EntertainmentTrending

New Zealanders have chosen design for possible new flag

New Zealanders have chosen design for possible new flag

New Zealanders have chosen a design for a possible new flag that features the country's iconic silver fern next to the stars that make up the Southern Cross constellation.

Preliminary results from a postal ballot were announced today with the results too close to call between two flags that featured the same design but with different colours.

The winner will be announced on Tuesday once all late votes and postal votes are counted.

But that will not mark the end of the process. Whichever flag wins on Tuesday will then be pitted head-to-head against the current flag in a second vote to be held in March.

New Zealanders were choosing between five options for an alternative flag. Two of the five options were designed by Kyle Lockwood with the colour in the top left corner black in one design and red in the other.

Preliminary results released today showed the black option winning 50.5% of the vote and the red option 49.5% in a run-off voting system.

Latest figures from the Electoral Commission indicated it had received 1.53 million votes in the postal ballot, representing 48% of eligible voters in the country of 4.6 million people. Some late votes and overseas ballots will not be counted until Tuesday when the official result is announced.

Many in New Zealand consider the current flag to be outdated and too similar to Australia's flag.

It depicts Britain's Union Jack in the top left corner, which harks back to a colonial past that many New Zealanders are eager to put behind them.

New Zealand sometimes comes under the shadow of Australia, its larger neighbour, and having flags that are almost identical only compounds that problem.

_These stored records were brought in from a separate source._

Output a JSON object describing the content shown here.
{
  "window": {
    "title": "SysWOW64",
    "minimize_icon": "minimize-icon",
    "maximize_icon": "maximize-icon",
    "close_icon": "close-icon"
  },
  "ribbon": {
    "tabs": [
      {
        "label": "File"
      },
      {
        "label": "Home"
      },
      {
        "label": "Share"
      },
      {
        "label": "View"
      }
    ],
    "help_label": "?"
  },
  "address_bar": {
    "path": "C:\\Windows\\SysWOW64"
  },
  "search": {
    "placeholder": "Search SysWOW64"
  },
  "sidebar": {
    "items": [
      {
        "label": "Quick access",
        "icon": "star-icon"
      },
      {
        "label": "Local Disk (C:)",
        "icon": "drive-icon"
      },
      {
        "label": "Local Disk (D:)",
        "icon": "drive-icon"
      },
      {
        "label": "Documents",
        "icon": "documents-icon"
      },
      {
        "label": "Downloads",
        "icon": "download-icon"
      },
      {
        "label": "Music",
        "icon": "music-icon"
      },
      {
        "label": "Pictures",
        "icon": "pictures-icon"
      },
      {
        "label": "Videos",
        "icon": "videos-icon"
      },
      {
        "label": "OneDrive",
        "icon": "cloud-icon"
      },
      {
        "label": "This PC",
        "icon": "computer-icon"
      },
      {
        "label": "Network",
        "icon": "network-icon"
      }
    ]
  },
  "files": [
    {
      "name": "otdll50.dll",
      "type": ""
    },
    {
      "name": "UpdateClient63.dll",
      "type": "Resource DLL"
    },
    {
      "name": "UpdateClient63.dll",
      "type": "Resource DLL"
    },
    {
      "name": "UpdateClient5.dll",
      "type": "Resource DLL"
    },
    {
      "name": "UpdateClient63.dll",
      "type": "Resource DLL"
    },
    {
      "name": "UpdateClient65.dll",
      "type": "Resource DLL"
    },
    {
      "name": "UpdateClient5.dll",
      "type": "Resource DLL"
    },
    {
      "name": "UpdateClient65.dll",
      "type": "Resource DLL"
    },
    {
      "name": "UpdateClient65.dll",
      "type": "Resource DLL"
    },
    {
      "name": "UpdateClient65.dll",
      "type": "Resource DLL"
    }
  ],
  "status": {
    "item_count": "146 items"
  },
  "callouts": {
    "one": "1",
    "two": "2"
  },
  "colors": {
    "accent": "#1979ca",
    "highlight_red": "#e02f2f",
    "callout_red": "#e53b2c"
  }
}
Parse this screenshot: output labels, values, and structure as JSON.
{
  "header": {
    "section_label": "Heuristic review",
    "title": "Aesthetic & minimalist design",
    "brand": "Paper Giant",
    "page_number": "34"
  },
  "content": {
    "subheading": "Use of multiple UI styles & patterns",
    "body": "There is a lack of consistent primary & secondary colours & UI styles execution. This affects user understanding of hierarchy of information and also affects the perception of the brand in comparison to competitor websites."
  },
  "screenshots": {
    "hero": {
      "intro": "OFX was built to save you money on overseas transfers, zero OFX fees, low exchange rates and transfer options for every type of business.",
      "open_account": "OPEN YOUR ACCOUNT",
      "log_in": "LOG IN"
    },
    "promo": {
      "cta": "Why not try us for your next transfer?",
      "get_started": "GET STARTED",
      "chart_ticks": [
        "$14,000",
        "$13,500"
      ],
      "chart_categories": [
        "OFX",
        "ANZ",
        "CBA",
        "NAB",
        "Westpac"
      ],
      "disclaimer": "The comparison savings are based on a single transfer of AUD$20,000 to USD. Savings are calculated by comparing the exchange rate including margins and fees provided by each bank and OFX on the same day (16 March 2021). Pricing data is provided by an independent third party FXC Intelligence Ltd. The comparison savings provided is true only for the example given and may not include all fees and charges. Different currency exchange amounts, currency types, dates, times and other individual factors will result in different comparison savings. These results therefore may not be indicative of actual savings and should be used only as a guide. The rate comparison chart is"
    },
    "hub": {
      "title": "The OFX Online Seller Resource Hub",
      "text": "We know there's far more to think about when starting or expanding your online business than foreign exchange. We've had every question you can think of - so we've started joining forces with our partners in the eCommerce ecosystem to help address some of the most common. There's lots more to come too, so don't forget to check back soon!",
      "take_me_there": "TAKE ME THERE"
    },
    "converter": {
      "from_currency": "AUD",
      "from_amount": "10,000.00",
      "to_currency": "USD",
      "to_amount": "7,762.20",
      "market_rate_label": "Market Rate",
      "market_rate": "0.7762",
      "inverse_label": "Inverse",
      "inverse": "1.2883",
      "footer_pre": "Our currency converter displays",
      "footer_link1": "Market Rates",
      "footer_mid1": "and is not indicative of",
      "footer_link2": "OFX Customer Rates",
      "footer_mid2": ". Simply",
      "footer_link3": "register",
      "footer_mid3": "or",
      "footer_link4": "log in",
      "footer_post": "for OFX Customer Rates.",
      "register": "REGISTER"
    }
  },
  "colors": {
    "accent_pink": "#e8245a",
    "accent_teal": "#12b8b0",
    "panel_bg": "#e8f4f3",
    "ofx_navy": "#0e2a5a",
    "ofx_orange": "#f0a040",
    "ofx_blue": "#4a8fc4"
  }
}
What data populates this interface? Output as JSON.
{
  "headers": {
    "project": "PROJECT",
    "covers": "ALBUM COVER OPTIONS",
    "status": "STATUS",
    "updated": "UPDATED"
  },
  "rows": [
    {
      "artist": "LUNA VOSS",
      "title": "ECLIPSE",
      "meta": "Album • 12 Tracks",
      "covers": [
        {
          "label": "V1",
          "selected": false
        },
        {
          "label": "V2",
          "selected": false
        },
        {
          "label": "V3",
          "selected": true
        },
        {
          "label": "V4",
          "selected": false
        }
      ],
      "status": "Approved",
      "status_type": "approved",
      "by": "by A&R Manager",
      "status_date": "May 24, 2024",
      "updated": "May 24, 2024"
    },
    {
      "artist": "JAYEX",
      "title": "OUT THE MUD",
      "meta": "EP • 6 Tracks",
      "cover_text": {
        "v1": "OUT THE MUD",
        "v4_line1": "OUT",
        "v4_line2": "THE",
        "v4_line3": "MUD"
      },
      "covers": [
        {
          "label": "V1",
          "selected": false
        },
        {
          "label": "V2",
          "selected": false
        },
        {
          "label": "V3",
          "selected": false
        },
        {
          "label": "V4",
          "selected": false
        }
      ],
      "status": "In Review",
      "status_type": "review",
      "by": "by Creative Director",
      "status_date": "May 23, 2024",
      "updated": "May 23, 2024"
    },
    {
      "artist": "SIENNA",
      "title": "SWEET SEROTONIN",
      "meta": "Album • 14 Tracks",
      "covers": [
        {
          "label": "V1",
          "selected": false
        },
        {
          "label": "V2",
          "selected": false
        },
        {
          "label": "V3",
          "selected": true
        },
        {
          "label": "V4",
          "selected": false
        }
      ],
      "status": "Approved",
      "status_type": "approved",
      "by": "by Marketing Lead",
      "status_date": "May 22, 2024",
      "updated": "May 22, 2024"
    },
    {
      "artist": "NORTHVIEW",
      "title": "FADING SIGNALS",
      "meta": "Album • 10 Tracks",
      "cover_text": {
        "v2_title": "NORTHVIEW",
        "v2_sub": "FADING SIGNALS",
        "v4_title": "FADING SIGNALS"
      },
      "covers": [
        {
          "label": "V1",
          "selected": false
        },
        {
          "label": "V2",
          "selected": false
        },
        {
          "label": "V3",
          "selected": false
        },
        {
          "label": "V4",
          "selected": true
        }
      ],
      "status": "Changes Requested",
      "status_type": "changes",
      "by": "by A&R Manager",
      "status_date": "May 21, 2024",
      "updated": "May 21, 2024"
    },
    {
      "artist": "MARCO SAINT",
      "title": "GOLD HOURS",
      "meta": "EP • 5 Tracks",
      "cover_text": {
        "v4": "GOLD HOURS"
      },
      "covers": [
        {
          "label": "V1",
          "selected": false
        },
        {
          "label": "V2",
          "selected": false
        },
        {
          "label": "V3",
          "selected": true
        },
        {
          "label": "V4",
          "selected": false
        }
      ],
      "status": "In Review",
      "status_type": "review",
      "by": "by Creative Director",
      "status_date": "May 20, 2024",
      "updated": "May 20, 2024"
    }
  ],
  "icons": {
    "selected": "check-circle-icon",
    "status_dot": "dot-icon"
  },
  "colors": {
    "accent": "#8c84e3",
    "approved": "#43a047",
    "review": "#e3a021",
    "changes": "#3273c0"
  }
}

However, there are plenty of New Zealanders who want to keep their current flag. Many veterans fought under the flag and feel a special bond to it. Others simply do not see any need for a change, or view the process as an expensive stunt initiated by Prime Minister John Key to distract from more pressing issues.